Women in fields in which they are under-represented often name the lack of female role models as a barrier in their careers. Yet, research often finds that the successful women who are available are often rejected. They are seen as pushy, overly masculine and cold and generally not as someone most women can identify with – even when no information indicating these traits is given. But why is that?
A study by Parks-Stamm and colleagues suggests that this might be a strategy to protect our beliefs about our own competence. In other words, if we saw a successful woman as highly competent and on top of that as nice and likable, this might undermine our own confidence. After all, how are we supposed to compete with that? The authors tested this idea by presenting men and women with information about a highly successful woman. In some cases, this woman was described as warm and likable, whereas in other cases no such information was given. Unsurprisingly, both men and women in the former condition described her as less pushy and cold than those in the latter condition. What was interesting, however, was that those women who had been told that the successful target was warm and nice, rated their own competence as lower compared to those who were able to penalise the potential role model.

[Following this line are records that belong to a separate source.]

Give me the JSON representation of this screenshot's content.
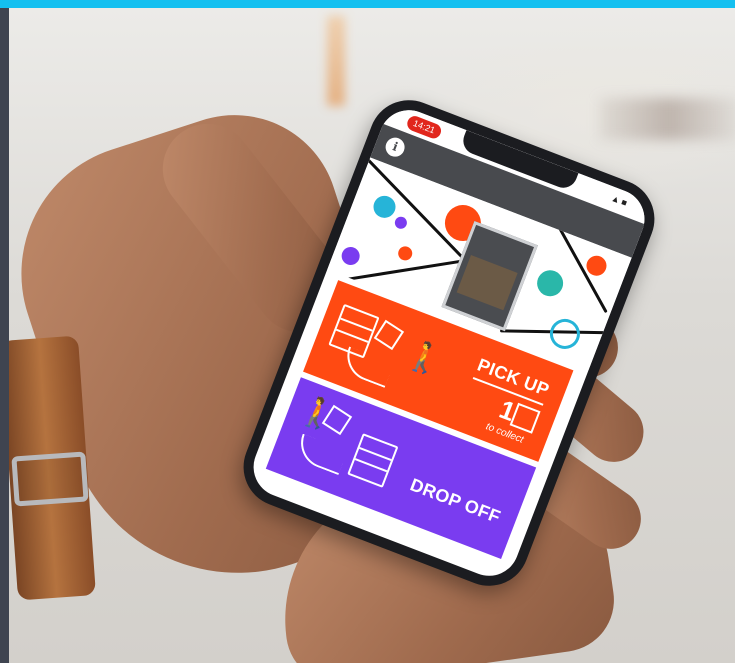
{
  "status_bar": {
    "time": "14:21",
    "icons": "▲■"
  },
  "header": {
    "info_label": "i"
  },
  "tiles": {
    "pickup": {
      "title": "PICK UP",
      "count": "1",
      "subtitle": "to collect",
      "color": "#ff4a12"
    },
    "dropoff": {
      "title": "DROP OFF",
      "color": "#7a3cf0"
    }
  },
  "colors": {
    "top_bar": "#14c0f0",
    "header": "#484a4e",
    "time_pill": "#e1261c"
  },
  "icons": {
    "pickup": [
      "locker-icon",
      "box-icon",
      "person-icon",
      "curved-arrow-icon"
    ],
    "dropoff": [
      "person-icon",
      "box-icon",
      "locker-icon",
      "curved-arrow-icon"
    ]
  }
}
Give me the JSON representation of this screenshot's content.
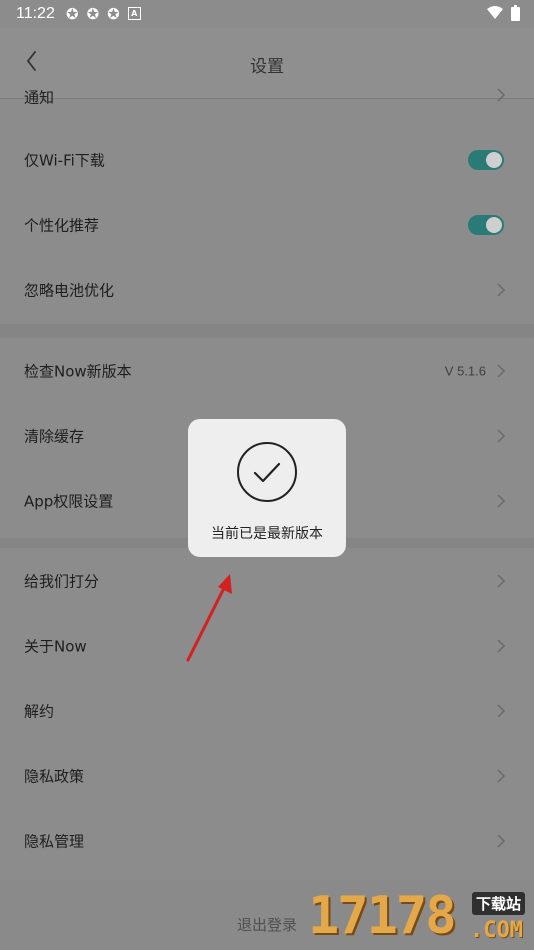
{
  "status": {
    "time": "11:22",
    "icons": [
      "sync-icon",
      "sync-icon",
      "sync-icon",
      "a-icon"
    ],
    "right_icons": [
      "wifi-icon",
      "battery-icon"
    ]
  },
  "header": {
    "title": "设置"
  },
  "rows_top": [
    {
      "label": "通知",
      "control": "chevron"
    },
    {
      "label": "仅Wi-Fi下载",
      "control": "toggle",
      "state": "on"
    },
    {
      "label": "个性化推荐",
      "control": "toggle",
      "state": "on"
    },
    {
      "label": "忽略电池优化",
      "control": "chevron"
    }
  ],
  "rows_mid": [
    {
      "label": "检查Now新版本",
      "value": "V 5.1.6",
      "control": "chevron"
    },
    {
      "label": "清除缓存",
      "control": "chevron"
    },
    {
      "label": "App权限设置",
      "control": "chevron"
    }
  ],
  "rows_bottom": [
    {
      "label": "给我们打分",
      "control": "chevron"
    },
    {
      "label": "关于Now",
      "control": "chevron"
    },
    {
      "label": "解约",
      "control": "chevron"
    },
    {
      "label": "隐私政策",
      "control": "chevron"
    },
    {
      "label": "隐私管理",
      "control": "chevron"
    }
  ],
  "toast": {
    "message": "当前已是最新版本",
    "icon": "check-circle-icon"
  },
  "logout": {
    "label": "退出登录"
  },
  "watermark": {
    "number": "17178",
    "tag": "下载站",
    "domain": ".COM"
  },
  "colors": {
    "toggle_on": "#2a7b78",
    "arrow": "#d42020",
    "overlay": "#8c8c8c",
    "toast_bg": "#eeeeee"
  }
}
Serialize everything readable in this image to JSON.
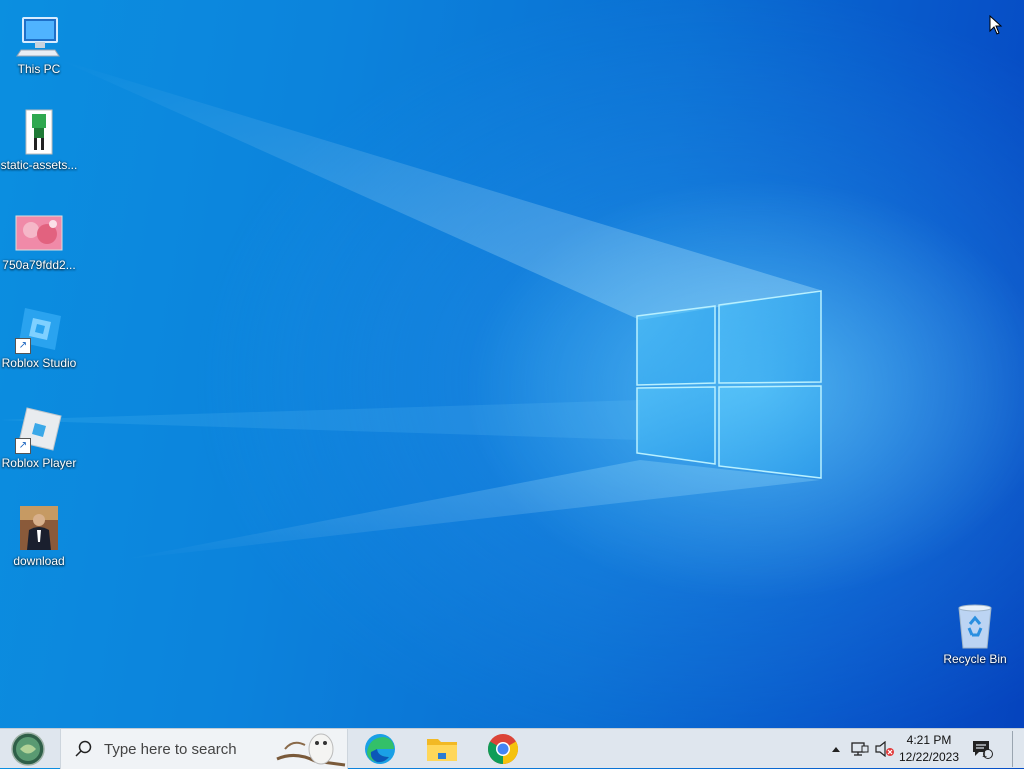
{
  "desktop": {
    "icons": [
      {
        "label": "This PC",
        "icon": "computer-icon"
      },
      {
        "label": "static-assets...",
        "icon": "image-file-icon"
      },
      {
        "label": "750a79fdd2...",
        "icon": "image-file-icon"
      },
      {
        "label": "Roblox Studio",
        "icon": "roblox-studio-icon"
      },
      {
        "label": "Roblox Player",
        "icon": "roblox-player-icon"
      },
      {
        "label": "download",
        "icon": "image-file-icon"
      }
    ],
    "recycle_bin": {
      "label": "Recycle Bin",
      "icon": "recycle-bin-icon"
    }
  },
  "taskbar": {
    "search_placeholder": "Type here to search",
    "pinned_apps": [
      "Microsoft Edge",
      "File Explorer",
      "Google Chrome"
    ],
    "clock": {
      "time": "4:21 PM",
      "date": "12/22/2023"
    },
    "notification_count": "1"
  },
  "colors": {
    "accent": "#0a78d8",
    "taskbar_bg": "#dfe6ee"
  }
}
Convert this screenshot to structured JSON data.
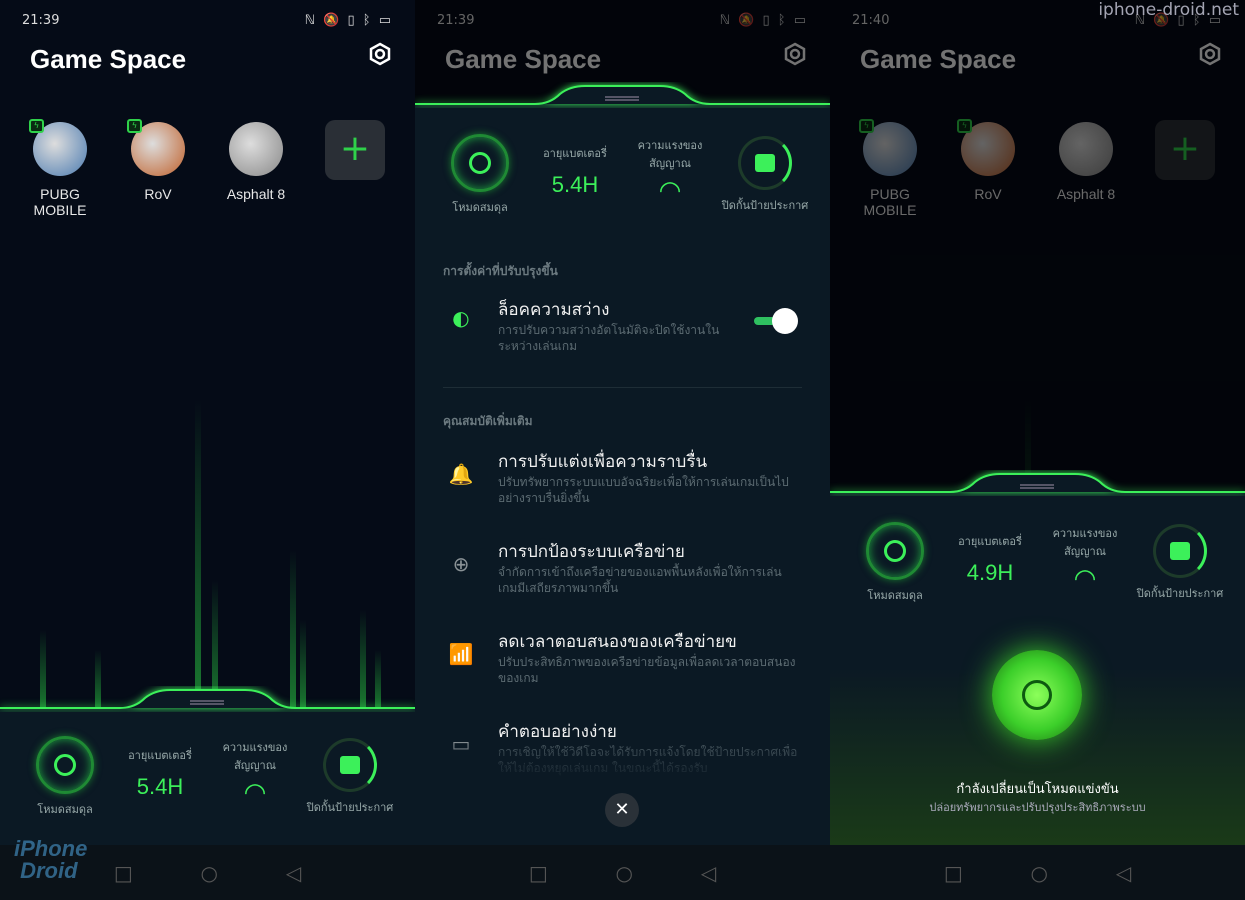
{
  "accent": "#3cf05a",
  "watermark": "iphone-droid.net",
  "logo_text": "iPhone Droid",
  "app_title": "Game Space",
  "games": [
    {
      "name": "PUBG MOBILE",
      "boost": true,
      "color": "#4a7ab0"
    },
    {
      "name": "RoV",
      "boost": true,
      "color": "#c0602a"
    },
    {
      "name": "Asphalt 8",
      "boost": false,
      "color": "#888"
    }
  ],
  "add_label": "+",
  "stats_labels": {
    "mode": "โหมดสมดุล",
    "battery": "อายุแบตเตอรี่",
    "signal": "ความแรงของสัญญาณ",
    "block": "ปิดกั้นป้ายประกาศ"
  },
  "panels": [
    {
      "time": "21:39",
      "battery_value": "5.4H"
    },
    {
      "time": "21:39",
      "battery_value": "5.4H"
    },
    {
      "time": "21:40",
      "battery_value": "4.9H"
    }
  ],
  "status_icons": "ℕ 🔕 ▯ ᛒ ▭",
  "settings": {
    "section1": "การตั้งค่าที่ปรับปรุงขึ้น",
    "brightness": {
      "title": "ล็อคความสว่าง",
      "desc": "การปรับความสว่างอัตโนมัติจะปิดใช้งานในระหว่างเล่นเกม",
      "on": true
    },
    "section2": "คุณสมบัติเพิ่มเติม",
    "items": [
      {
        "icon": "bell-icon",
        "glyph": "🔔",
        "title": "การปรับแต่งเพื่อความราบรื่น",
        "desc": "ปรับทรัพยากรระบบแบบอัจฉริยะเพื่อให้การเล่นเกมเป็นไปอย่างราบรื่นยิ่งขึ้น"
      },
      {
        "icon": "globe-icon",
        "glyph": "⊕",
        "title": "การปกป้องระบบเครือข่าย",
        "desc": "จำกัดการเข้าถึงเครือข่ายของแอพพื้นหลังเพื่อให้การเล่นเกมมีเสถียรภาพมากขึ้น"
      },
      {
        "icon": "signal-boost-icon",
        "glyph": "📶",
        "title": "ลดเวลาตอบสนองของเครือข่ายข",
        "desc": "ปรับประสิทธิภาพของเครือข่ายข้อมูลเพื่อลดเวลาตอบสนองของเกม"
      },
      {
        "icon": "video-call-icon",
        "glyph": "▭",
        "title": "คำตอบอย่างง่าย",
        "desc": "การเชิญให้ใช้วิดีโอจะได้รับการแจ้งโดยใช้ป้ายประกาศเพื่อให้ไม่ต้องหยุดเล่นเกม ในขณะนี้ได้รองรับ"
      }
    ],
    "close": "✕"
  },
  "switching": {
    "title": "กำลังเปลี่ยนเป็นโหมดแข่งขัน",
    "subtitle": "ปล่อยทรัพยากรและปรับปรุงประสิทธิภาพระบบ"
  },
  "nav": {
    "recent": "□",
    "home": "○",
    "back": "◁"
  }
}
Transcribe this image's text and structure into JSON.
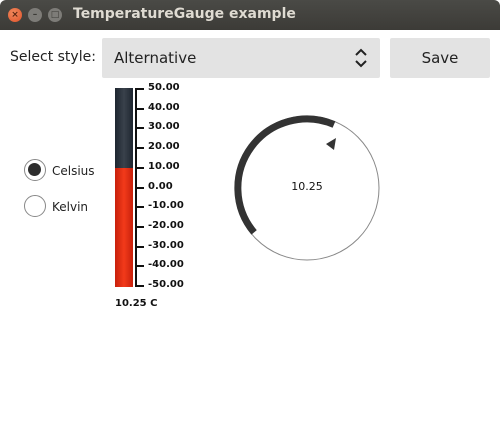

So what does this mean? Should successful women be presented as unlikable and cold? Certainly not. It is, however, important, that they are described in ways that make them seem attainable. Evidence for this claim comes from a second study by the authors in which they show that the negative effect of preventing women from penalising the role model disappears when they are given positive information about their own future success.